INFORMATION SUPPLIED below:

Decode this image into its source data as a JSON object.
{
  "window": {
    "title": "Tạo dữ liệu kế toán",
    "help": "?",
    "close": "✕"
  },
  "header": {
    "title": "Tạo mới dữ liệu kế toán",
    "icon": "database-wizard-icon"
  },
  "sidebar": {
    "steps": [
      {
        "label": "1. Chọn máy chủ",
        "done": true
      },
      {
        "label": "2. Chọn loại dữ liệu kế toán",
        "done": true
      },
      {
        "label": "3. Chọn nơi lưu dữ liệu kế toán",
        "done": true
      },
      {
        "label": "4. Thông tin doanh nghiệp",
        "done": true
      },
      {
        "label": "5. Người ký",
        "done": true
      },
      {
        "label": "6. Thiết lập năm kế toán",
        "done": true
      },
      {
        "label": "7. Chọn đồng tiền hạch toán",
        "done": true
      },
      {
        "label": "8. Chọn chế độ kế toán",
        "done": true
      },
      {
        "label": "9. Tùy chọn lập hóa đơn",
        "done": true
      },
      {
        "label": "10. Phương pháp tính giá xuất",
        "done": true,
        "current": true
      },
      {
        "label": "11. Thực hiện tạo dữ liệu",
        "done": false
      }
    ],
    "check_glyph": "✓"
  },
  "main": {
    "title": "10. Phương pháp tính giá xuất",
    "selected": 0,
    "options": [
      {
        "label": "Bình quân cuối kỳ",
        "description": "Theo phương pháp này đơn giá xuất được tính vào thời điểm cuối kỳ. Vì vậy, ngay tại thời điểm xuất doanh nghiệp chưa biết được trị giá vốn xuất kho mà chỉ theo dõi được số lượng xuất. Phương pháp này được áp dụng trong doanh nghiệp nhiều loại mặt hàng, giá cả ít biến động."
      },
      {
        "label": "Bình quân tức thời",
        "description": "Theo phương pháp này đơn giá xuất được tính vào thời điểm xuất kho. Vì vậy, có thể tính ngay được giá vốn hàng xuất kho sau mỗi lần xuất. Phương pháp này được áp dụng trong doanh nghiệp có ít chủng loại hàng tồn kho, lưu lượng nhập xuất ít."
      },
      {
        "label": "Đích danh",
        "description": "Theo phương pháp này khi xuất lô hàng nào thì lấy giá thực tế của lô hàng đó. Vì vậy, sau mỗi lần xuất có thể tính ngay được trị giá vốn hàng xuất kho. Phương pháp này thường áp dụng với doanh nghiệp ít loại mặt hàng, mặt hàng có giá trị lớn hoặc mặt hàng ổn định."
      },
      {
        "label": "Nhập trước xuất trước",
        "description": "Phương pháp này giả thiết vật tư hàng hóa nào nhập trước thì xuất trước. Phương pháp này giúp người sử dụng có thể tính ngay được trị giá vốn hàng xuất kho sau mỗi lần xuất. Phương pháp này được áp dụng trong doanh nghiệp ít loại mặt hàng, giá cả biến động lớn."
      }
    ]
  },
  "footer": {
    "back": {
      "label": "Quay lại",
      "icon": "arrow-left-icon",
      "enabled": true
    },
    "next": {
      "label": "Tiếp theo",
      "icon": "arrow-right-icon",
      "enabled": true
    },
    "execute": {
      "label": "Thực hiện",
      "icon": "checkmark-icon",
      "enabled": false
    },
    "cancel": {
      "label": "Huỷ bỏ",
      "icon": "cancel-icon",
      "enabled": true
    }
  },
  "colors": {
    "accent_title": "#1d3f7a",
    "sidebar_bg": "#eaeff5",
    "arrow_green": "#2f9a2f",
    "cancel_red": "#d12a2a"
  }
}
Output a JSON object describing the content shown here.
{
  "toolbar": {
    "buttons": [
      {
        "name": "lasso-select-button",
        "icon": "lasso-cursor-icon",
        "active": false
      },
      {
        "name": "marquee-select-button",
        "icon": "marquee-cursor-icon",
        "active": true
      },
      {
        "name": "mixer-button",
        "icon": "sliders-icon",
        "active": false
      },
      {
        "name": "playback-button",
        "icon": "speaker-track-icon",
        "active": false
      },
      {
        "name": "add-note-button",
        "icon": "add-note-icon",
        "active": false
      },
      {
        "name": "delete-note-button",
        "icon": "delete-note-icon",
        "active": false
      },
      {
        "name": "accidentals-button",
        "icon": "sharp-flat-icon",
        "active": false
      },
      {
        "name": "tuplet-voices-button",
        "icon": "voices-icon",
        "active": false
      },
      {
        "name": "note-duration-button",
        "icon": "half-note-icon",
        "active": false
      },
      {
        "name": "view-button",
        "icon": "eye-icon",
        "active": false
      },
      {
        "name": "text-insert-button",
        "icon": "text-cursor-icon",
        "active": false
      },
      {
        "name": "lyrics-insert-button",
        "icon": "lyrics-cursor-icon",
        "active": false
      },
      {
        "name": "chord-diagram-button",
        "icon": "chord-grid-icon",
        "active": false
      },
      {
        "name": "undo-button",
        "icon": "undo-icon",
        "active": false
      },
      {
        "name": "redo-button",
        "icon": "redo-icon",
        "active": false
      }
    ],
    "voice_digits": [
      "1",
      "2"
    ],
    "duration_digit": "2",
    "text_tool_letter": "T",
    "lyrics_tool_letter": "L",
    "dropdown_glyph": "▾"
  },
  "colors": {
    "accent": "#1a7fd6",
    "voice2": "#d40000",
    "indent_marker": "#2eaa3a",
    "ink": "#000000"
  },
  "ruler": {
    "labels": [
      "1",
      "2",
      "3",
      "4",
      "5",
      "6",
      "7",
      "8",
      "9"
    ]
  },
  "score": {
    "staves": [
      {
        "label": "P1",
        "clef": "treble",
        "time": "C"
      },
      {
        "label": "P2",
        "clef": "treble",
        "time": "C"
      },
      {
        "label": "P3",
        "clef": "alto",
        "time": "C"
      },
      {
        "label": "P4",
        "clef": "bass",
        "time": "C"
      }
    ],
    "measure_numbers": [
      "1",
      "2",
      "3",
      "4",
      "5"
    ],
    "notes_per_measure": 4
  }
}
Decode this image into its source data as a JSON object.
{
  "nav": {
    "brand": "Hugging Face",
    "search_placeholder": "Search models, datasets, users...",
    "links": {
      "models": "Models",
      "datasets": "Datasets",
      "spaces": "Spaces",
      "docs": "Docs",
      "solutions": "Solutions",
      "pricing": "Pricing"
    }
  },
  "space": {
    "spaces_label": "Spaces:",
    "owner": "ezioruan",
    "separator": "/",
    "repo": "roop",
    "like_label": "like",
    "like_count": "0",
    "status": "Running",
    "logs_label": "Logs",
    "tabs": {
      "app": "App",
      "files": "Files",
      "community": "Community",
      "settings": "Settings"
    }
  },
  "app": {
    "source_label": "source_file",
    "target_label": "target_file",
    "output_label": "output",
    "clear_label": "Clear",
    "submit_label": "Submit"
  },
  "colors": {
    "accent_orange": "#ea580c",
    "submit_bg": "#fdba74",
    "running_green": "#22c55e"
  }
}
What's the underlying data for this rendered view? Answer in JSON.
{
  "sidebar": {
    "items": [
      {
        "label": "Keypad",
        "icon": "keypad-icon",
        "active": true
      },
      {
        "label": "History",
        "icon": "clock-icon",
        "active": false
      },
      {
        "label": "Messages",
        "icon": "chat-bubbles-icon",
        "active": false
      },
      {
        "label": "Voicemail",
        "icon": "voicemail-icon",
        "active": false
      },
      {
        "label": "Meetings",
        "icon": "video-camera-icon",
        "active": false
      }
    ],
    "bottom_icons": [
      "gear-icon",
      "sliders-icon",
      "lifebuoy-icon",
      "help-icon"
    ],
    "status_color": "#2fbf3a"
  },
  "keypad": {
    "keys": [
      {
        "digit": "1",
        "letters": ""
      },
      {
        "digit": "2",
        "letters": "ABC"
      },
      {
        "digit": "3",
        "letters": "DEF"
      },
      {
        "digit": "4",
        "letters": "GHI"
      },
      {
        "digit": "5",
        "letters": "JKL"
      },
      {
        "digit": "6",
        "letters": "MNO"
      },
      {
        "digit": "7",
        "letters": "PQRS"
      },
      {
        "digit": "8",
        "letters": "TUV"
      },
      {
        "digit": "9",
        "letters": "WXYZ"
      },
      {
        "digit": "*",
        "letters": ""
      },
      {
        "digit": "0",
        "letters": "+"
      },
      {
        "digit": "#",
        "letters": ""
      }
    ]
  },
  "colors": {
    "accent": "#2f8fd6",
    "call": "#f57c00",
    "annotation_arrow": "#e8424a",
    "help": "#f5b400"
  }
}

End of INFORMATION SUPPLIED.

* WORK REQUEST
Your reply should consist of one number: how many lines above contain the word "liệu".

* THE ANSWER
5